*ACTIVITY*: Only the lines that include "PESO" should be copied from the data below.
=== SOURCE MATERIAL ===
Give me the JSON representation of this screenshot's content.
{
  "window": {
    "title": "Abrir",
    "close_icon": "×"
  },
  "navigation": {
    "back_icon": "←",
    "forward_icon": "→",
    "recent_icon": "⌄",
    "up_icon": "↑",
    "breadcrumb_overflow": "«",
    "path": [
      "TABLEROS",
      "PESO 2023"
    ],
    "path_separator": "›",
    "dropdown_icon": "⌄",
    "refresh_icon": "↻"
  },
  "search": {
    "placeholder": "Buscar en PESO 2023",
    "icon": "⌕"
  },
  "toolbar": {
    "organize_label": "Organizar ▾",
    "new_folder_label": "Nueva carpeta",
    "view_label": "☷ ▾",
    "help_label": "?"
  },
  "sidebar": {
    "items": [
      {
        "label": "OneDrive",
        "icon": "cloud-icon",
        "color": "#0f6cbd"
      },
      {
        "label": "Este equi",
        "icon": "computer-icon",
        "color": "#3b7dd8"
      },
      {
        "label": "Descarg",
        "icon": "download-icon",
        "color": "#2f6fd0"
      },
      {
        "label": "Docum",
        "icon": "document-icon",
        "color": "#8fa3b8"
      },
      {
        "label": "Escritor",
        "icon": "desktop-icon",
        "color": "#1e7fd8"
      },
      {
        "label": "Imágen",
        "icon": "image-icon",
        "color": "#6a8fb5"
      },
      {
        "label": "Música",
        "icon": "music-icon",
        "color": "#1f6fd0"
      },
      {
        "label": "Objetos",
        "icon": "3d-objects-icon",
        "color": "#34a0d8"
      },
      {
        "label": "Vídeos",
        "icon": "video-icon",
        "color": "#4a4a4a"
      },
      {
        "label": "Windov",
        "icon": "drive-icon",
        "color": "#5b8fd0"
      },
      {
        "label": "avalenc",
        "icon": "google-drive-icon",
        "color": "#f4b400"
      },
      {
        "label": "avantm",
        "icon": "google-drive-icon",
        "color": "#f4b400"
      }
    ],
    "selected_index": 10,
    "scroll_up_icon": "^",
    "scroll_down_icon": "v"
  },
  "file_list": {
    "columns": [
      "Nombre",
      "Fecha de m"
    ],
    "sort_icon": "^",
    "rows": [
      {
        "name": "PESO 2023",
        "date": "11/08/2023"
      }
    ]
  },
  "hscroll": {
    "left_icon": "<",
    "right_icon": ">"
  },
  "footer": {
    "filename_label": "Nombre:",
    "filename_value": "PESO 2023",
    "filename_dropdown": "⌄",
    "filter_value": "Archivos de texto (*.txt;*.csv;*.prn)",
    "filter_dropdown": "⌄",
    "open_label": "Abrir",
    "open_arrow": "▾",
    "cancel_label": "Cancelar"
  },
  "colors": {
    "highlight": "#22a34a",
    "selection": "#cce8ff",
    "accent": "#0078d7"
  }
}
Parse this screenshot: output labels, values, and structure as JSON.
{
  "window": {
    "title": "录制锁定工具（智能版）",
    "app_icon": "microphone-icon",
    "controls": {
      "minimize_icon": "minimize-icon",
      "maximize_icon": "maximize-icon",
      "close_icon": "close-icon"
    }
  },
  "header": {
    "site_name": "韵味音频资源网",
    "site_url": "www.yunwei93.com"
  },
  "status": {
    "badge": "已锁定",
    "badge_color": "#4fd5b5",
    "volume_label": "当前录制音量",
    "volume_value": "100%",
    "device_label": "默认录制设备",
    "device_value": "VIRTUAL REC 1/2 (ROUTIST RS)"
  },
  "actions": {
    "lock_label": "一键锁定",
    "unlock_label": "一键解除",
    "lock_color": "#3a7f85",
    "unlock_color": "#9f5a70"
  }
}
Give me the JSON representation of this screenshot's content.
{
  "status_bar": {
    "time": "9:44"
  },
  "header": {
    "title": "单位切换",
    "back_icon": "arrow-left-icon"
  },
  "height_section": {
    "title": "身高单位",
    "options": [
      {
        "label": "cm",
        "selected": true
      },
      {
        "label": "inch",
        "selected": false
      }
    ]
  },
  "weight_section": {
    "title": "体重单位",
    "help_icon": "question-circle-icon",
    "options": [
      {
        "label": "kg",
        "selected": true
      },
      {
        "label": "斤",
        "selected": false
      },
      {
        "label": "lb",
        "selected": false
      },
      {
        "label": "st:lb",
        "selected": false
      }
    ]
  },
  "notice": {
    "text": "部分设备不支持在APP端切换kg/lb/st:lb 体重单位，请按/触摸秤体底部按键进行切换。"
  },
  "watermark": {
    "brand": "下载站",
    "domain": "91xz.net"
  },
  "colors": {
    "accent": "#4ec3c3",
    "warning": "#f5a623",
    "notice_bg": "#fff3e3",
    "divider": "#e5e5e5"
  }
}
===
*ANSWER BOX*:
      "PESO 2023"
    "placeholder": "Buscar en PESO 2023",
        "name": "PESO 2023",
    "filename_value": "PESO 2023",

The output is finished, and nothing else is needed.